I ran down the road, bouncing off rocks (or at least my shoes were, luckily not any other part of me). I could tell when I had gotten to lower elevations when it started to get warm and I could really breathe again. Yay for oxygen! I passed the two guys, hi guys! My downhill rhythm was working well, and it was great running through aspen forests.
At the bottom I found the Slumgullion (or "Slum"!) aid station and my last drop bag. I had plenty of time to get to the finish that was 10 miles away, awesome. I hurried to pull everything extraneous out of my pack and stuff it into the drop bag, got some more watermelon, and headed out for the final climb. I had been hoping I would still be able to climb well at the end, and the test was now.
After another short descent, the trail turned straight uphill. I was just glad to be in the shade of the trees for the first half of the climb. I figured it would take about an hour to get to the top, and it was time to test out the climbing legs. Happily, they responded decently well. This was a really nice change from the last 2 mountain races (Leadville and Jemez) when I ended up totally suffering up the hills in the second half. All 3 races involved altitude and some form of heat, although it wasn't nearly as hot above Lake City. I had also focused on staying hydrated this time, so that probably helped.
I still couldn't go uphill as fast as other runners around me, so I got passed by several people, but it wasn't a surprise nor was it demoralizing. Right at the one-hour mark I reached the woods at the top, sweet! I had seen a figure in white in the field below me and wondered if it might be the same woman from twice earlier. We still had a few miles to go, so I ran the downhills and flats the best I could.
When I stopped to drink my last Spiz, the woman (the same one, indeed) ran by me. I followed on the undulating terrain, and each little hill started getting more difficult. Apparently I had given it all I had left on that last climb! Well, that worked out then. One last water crossing, over a bog in the middle of a field (ugh, finishing with wet shoes again). I caught glimpses of the woman a minute or two ahead of me. I figured either I would catch her on the downhill or I wouldn't, no sense in worrying about it.
The last aid station came into view and I walked right through, ready to finish. The woman was now running with a guy in a red hat, and it felt like I was making up a bit of ground. And then they completely disappeared. The downhill started for real, excellent. I enjoyed the trail through the woods, passing a couple of guys here and there, bombing down the hill trying to "be like Joe" but knowing that I could never descend as well as Coach Prusaitis.
The woman was out of sight, so apparently she can run downhill.
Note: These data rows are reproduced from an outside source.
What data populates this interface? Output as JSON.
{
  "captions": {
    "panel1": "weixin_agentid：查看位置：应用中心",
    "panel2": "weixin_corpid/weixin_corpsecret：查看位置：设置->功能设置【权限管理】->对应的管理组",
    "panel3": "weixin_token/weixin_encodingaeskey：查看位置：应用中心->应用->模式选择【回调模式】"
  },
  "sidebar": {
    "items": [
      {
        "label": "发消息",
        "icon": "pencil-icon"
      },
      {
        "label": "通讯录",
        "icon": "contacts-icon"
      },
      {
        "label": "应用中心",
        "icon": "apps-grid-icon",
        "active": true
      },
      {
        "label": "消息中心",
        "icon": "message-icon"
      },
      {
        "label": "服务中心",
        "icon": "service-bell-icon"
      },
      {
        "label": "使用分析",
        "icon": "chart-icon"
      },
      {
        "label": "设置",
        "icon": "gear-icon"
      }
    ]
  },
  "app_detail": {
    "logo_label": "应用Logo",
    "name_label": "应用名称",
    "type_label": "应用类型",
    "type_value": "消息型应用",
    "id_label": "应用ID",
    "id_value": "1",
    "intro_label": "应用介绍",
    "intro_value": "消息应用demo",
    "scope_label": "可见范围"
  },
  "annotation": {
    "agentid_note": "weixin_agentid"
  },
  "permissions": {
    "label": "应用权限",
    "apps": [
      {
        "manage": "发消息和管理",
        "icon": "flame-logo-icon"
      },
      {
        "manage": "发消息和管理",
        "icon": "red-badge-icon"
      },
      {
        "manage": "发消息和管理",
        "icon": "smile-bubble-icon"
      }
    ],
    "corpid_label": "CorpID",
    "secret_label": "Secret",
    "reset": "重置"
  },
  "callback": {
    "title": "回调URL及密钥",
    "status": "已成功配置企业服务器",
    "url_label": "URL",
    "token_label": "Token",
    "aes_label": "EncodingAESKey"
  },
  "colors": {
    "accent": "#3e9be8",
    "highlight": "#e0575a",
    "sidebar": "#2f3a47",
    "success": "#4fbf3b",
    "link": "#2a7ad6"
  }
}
Great, I can stop thinking about her! The trail dropped down, down, allowing quick glimpses of town here and there. Finally it popped out on the road. I made my way through town, following some walkers and trying to run when I could. I didn't have much motivation to sprint this last section! I had beaten my estimate of "14 to 16 hours", there were no women near me, and I was just ready to get to the finish without killing myself over it.
After a couple of turns, a bridge over the river, and a couple more blocks, there was the finish in the park. Only 13:35 or so, and I was done! It felt great to stretch out on the soft grass in the park. Amazingly, I had beaten my time from the Jemez 50-miler by over an hour, and just about every moment of the day felt easier doing it. This acclimation thing really works.
John started fast and ended up having a few issues, but he finished just fine in a bit over 12 hours. Neither of us is too sore today, but we're both happy to be sitting down :)
Next up: Going to Silverton the long way (via Durango for a couple days), then the start of Hardrock trail marking. Looking forward to more time in the San Juans!